Jan 15, 2011

Sunday 2 in Ordinary Time: Agents for Christ

Isaiah 49: 3, 5-6
1 Corinthians 1: 1-3
John 1: 29-34

During a recent conversation with several brother priests, one priest wisely noted the obvious but with a certain grave concern: “There’s nothing out there which supports religion.” How true, or at least it appears that way. The Church has been under criticism and outright attack the last several years. Some of it certainly justified but some of it is exaggerated and unfair. We live with a generation of young Catholics, generally in their 20’s and 30’s, for whom religion and Catholicism in particular, is simply not a high priority. They aren’t bad people but mostly speaking, they are simply indifferent to anything more than the minimum when it comes to practicing their faith. I hold back a bit here because generalizing can be unfair.  There are also inspiring young adults today who are deeply committed to their faith.

But for many others, to miss Mass on Sunday carries barely any tinge of guilt and they may attend Church only when it is convenient or if “nothing better” absorbs their time. It would take a great deal of time to analyze the reasons for this, as many already have, but it is a fact of great concern and we all need to keep a constant check on our own level of commitment and try to assess what more can be done to attract those on the far end of the Church.

Faith and the voice of faith in the market place of life is much like John the Baptist found himself as, “A voice in the wilderness.” All is certainly not lost because Christ remains forever with his Church but more and more it is essential that we Christians take a pro-active stand.

Our first reading from the book of Isaiah this Sunday begs the question, “Who is the ‘me?’ Who is the ‘servant’” which Isaiah speaks of? At first blush it appears that Isaiah is speaking of himself but as the reading goes on, there is a case that he refers to someone greater than he. Someone whose mission will, “. . . raise up the tribes of Jacob, and restore the survivors of Israel.” Someone who will be, “. . . a light to the nations . . .” That’s a tall order for this ancient prophet so this vision is meant for another. From our Christian perspective, we see Jesus himself as the one Isaiah describes. Yet a case can be made that it is the nation of Israel itself. Still, there is in this prophecy a call to reform and a new direction.

John the Baptist certainly finds in Jesus the, “Lamb of God, who takes away the sin of the world . . .” As the Holy Spirit descended on Christ at his baptism it was the sign John sought to confirm what he may have suspected about the mission of Jesus.

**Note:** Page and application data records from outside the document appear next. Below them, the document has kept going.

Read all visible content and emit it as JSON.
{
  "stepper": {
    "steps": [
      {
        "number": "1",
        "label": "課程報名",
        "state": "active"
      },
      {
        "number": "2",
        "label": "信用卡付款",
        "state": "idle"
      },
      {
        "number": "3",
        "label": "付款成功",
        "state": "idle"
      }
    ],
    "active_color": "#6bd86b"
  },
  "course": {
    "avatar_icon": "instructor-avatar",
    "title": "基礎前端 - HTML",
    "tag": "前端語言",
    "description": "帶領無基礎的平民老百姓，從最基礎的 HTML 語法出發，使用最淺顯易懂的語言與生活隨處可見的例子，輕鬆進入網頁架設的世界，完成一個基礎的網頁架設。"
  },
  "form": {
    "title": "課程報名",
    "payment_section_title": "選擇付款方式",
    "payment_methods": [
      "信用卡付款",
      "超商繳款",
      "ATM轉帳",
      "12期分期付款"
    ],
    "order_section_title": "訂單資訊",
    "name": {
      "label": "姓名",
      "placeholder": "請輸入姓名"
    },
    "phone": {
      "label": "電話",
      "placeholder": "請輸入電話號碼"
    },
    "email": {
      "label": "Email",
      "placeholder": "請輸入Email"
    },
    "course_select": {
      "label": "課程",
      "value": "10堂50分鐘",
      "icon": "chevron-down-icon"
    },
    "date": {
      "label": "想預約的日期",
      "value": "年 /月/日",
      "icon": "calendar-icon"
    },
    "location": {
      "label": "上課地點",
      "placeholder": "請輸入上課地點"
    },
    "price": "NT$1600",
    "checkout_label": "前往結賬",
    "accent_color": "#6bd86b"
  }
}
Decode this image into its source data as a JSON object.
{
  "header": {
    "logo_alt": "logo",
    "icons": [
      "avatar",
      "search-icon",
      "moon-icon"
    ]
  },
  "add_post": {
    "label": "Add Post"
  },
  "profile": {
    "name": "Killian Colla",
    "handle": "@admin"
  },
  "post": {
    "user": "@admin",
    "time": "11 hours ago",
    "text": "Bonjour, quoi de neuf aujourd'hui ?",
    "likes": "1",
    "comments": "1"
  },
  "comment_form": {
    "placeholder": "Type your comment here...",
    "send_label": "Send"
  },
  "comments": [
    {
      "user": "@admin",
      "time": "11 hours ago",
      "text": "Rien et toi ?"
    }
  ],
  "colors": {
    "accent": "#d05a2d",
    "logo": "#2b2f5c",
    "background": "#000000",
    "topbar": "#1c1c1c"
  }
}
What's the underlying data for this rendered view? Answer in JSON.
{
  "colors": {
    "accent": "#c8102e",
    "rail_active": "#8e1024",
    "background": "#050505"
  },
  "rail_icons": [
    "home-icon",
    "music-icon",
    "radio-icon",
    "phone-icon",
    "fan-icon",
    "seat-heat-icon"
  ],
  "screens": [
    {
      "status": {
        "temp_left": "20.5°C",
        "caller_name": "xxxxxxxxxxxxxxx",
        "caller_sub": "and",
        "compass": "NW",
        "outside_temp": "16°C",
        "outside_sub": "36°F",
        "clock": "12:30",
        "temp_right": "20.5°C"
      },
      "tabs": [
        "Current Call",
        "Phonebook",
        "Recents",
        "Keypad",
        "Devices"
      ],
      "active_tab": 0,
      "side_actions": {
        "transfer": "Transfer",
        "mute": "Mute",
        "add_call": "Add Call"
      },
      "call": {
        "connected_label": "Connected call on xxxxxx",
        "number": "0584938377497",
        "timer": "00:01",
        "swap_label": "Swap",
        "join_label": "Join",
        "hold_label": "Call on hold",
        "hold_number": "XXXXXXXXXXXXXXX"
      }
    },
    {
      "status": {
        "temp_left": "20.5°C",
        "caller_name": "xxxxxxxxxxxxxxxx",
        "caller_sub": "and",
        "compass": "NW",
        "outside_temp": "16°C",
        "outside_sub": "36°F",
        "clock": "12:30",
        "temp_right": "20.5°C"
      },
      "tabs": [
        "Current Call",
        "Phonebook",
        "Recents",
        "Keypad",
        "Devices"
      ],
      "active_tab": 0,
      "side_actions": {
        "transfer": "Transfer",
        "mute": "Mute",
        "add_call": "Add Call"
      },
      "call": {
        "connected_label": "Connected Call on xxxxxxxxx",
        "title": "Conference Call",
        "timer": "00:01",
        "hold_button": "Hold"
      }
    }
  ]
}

In the Spirit, John is convinced that Jesus is, “. . . the one of whom I said . . .” John isn’t merely pointing to Jesus with gratitude for an early retirement. He isn’t simply passing the baton as it were. He is announcing the very truth of good news from God himself. “The Lamb of God” has come for the salvation of the world. John is the great herald of the good news of salvation. And now, John takes a backseat for Jesus must increase as John decreases. John has fulfilled his purpose and would not imagine setting up competing ministries.

John the Baptist serves for those of his time and continues for us today as the chief Biblical witness to Christ. A witness is one who stands in support of another’s credentials. John was challenged by the Levites of Jerusalem to present his authority to baptize. John’s answer was that he had come to witness to the truth. In a sense, God’s call for him was his official authority. Today, he points to Jesus as the stainless, “Lamb of God” as he was inspired by the Holy Spirit to be no longer the baptizer but now the “pointer.” “There he is. Now follow him!” And in faith we respond to his proclamation.

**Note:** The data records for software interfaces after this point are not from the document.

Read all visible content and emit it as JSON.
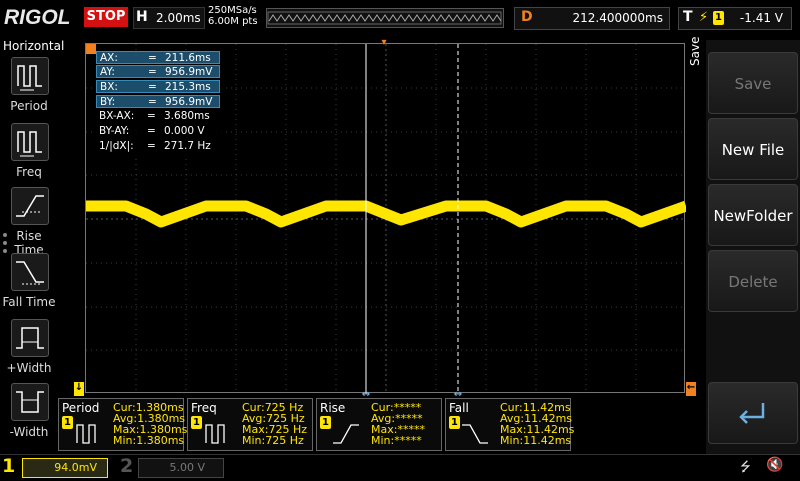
{
  "top": {
    "logo": "RIGOL",
    "run_state": "STOP",
    "h_label": "H",
    "timebase": "2.00ms",
    "sample_rate": "250MSa/s",
    "memory_depth": "6.00M pts",
    "delay_label": "D",
    "delay": "212.400000ms",
    "trigger_label": "T",
    "trigger_channel": "1",
    "trigger_level": "-1.41 V"
  },
  "left_menu": {
    "title": "Horizontal",
    "items": [
      {
        "label": "Period"
      },
      {
        "label": "Freq"
      },
      {
        "label": "Rise Time"
      },
      {
        "label": "Fall Time"
      },
      {
        "label": "+Width"
      },
      {
        "label": "-Width"
      }
    ]
  },
  "cursor_table": [
    {
      "key": "AX:",
      "eq": "=",
      "value": "211.6ms",
      "highlight": true
    },
    {
      "key": "AY:",
      "eq": "=",
      "value": "956.9mV",
      "highlight": true
    },
    {
      "key": "BX:",
      "eq": "=",
      "value": "215.3ms",
      "highlight": true
    },
    {
      "key": "BY:",
      "eq": "=",
      "value": "956.9mV",
      "highlight": true
    },
    {
      "key": "BX-AX:",
      "eq": "=",
      "value": "3.680ms",
      "highlight": false
    },
    {
      "key": "BY-AY:",
      "eq": "=",
      "value": "0.000 V",
      "highlight": false
    },
    {
      "key": "1/|dX|:",
      "eq": "=",
      "value": "271.7 Hz",
      "highlight": false
    }
  ],
  "right_menu": {
    "title": "Save",
    "buttons": [
      {
        "label": "Save",
        "enabled": false
      },
      {
        "label": "New File",
        "enabled": true
      },
      {
        "label": "NewFolder",
        "enabled": true
      },
      {
        "label": "Delete",
        "enabled": false
      },
      {
        "label": "",
        "icon": "return-arrow-icon",
        "enabled": true
      }
    ]
  },
  "measurements": [
    {
      "name": "Period",
      "channel": "1",
      "cur": "Cur:1.380ms",
      "avg": "Avg:1.380ms",
      "max": "Max:1.380ms",
      "min": "Min:1.380ms"
    },
    {
      "name": "Freq",
      "channel": "1",
      "cur": "Cur:725 Hz",
      "avg": "Avg:725 Hz",
      "max": "Max:725 Hz",
      "min": "Min:725 Hz"
    },
    {
      "name": "Rise",
      "channel": "1",
      "cur": "Cur:*****",
      "avg": "Avg:*****",
      "max": "Max:*****",
      "min": "Min:*****"
    },
    {
      "name": "Fall",
      "channel": "1",
      "cur": "Cur:11.42ms",
      "avg": "Avg:11.42ms",
      "max": "Max:11.42ms",
      "min": "Min:11.42ms"
    }
  ],
  "status": {
    "ch1_number": "1",
    "ch1_scale": "94.0mV",
    "ch2_number": "2",
    "ch2_scale": "5.00 V"
  },
  "colors": {
    "ch1": "#ffe600",
    "stop": "#d51010",
    "delay_label": "#f08020",
    "highlight_row": "#1c4d6b"
  }
}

We too, by the grace of our own baptism, are called to point the way to Christ. In a true sense, we are marked with the sign of the cross as agents for the Lord. As agents of Christ we act not on our own authority but we work by that of Jesus himself. Christ’s mission must be our mission but only by saying, as John the Baptist did, “I must decrease and he must increase.” This is a call to Christian humility in its purest sense. Christ is the message and we are the messangers.

A counselor, as an “agent,” must be faithful and respectful of the person who is their client. An attorney stands in defense of the one who has hired them to represent their interests.. We priests have a responsibility to present the Church’s teachings correctly as agents for Jesus the Good Shepherd. We as Christians must do the same for Christ and his Church. But, as for John and for Jesus, it begins with our common baptism.

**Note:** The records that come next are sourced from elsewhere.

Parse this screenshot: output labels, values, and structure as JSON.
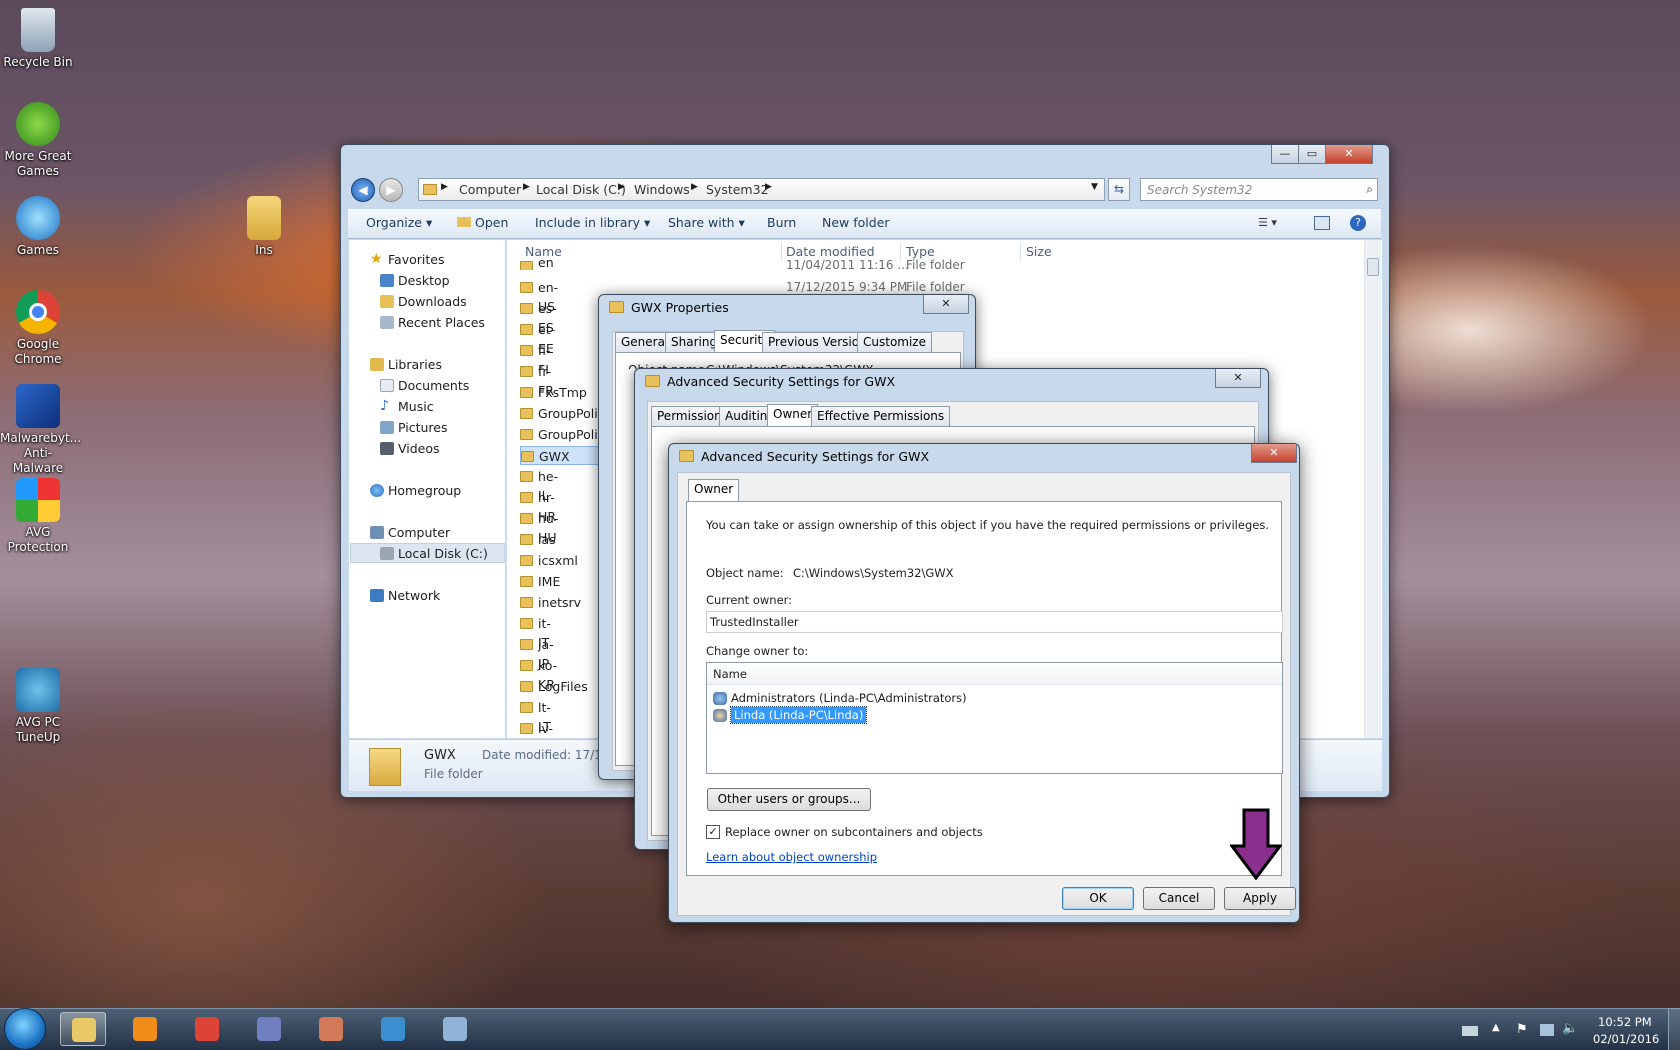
{
  "desktop": {
    "icons": [
      {
        "label": "Recycle Bin"
      },
      {
        "label": "More Great Games"
      },
      {
        "label": "Games"
      },
      {
        "label": "Ins"
      },
      {
        "label": "Google Chrome"
      },
      {
        "label": "Malwarebyt... Anti-Malware"
      },
      {
        "label": "AVG Protection"
      },
      {
        "label": "AVG PC TuneUp"
      }
    ]
  },
  "explorer": {
    "breadcrumb": [
      "Computer",
      "Local Disk (C:)",
      "Windows",
      "System32"
    ],
    "search_placeholder": "Search System32",
    "toolbar": [
      "Organize",
      "Open",
      "Include in library",
      "Share with",
      "Burn",
      "New folder"
    ],
    "nav": {
      "favorites": "Favorites",
      "fav_items": [
        "Desktop",
        "Downloads",
        "Recent Places"
      ],
      "libraries": "Libraries",
      "lib_items": [
        "Documents",
        "Music",
        "Pictures",
        "Videos"
      ],
      "homegroup": "Homegroup",
      "computer": "Computer",
      "computer_items": [
        "Local Disk (C:)"
      ],
      "network": "Network"
    },
    "columns": [
      "Name",
      "Date modified",
      "Type",
      "Size"
    ],
    "rows": [
      {
        "name": "en",
        "date": "11/04/2011 11:16 ...",
        "type": "File folder"
      },
      {
        "name": "en-US",
        "date": "17/12/2015 9:34 PM",
        "type": "File folder"
      },
      {
        "name": "es-ES"
      },
      {
        "name": "et-EE"
      },
      {
        "name": "fi-FI"
      },
      {
        "name": "fr-FR"
      },
      {
        "name": "FxsTmp"
      },
      {
        "name": "GroupPoli"
      },
      {
        "name": "GroupPoli"
      },
      {
        "name": "GWX"
      },
      {
        "name": "he-IL"
      },
      {
        "name": "hr-HR"
      },
      {
        "name": "hu-HU"
      },
      {
        "name": "ias"
      },
      {
        "name": "icsxml"
      },
      {
        "name": "IME"
      },
      {
        "name": "inetsrv"
      },
      {
        "name": "it-IT"
      },
      {
        "name": "ja-JP"
      },
      {
        "name": "ko-KR"
      },
      {
        "name": "LogFiles"
      },
      {
        "name": "lt-LT"
      },
      {
        "name": "lv-LV"
      }
    ],
    "details": {
      "name": "GWX",
      "type": "File folder",
      "date_label": "Date modified: 17/12/"
    }
  },
  "gwx_props": {
    "title": "GWX Properties",
    "tabs": [
      "General",
      "Sharing",
      "Security",
      "Previous Versions",
      "Customize"
    ],
    "obj_prefix": "Object name:",
    "obj_value": "C:\\Windows\\System32\\GWX"
  },
  "adv1": {
    "title": "Advanced Security Settings for GWX",
    "tabs": [
      "Permissions",
      "Auditing",
      "Owner",
      "Effective Permissions"
    ]
  },
  "adv2": {
    "title": "Advanced Security Settings for GWX",
    "tab": "Owner",
    "intro": "You can take or assign ownership of this object if you have the required permissions or privileges.",
    "object_name_label": "Object name:",
    "object_name_value": "C:\\Windows\\System32\\GWX",
    "current_owner_label": "Current owner:",
    "current_owner_value": "TrustedInstaller",
    "change_owner_label": "Change owner to:",
    "list_header": "Name",
    "owners": [
      "Administrators (Linda-PC\\Administrators)",
      "Linda (Linda-PC\\Linda)"
    ],
    "other_users_button": "Other users or groups...",
    "replace_checkbox_label": "Replace owner on subcontainers and objects",
    "learn_link": "Learn about object ownership",
    "ok": "OK",
    "cancel": "Cancel",
    "apply": "Apply"
  },
  "taskbar": {
    "time": "10:52 PM",
    "date": "02/01/2016"
  },
  "colors": {
    "accent_arrow": "#8b2f8f",
    "selection": "#3399ff"
  }
}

St. Teresa of Avila (1515–1582) wrote the following prayer which describes this same point in a beautiful relfection:

Christ has no body but yours,
No hands, no feet on earth but yours,
Yours are the eyes with which he looks
Compassion on this world,
Yours are the feet with which he walks to do good,
Yours are the hands, with which he blesses all the world.
Yours are the hands, yours are the feet,
Yours are the eyes, you are his body.
Christ has no body now but yours,
No hands, no feet on earth but yours,
Yours are the eyes with which he looks
compassion on this world.
Christ has no body now on earth but yours.

May our shared Eucharist become the food we need to love and serve the Lord.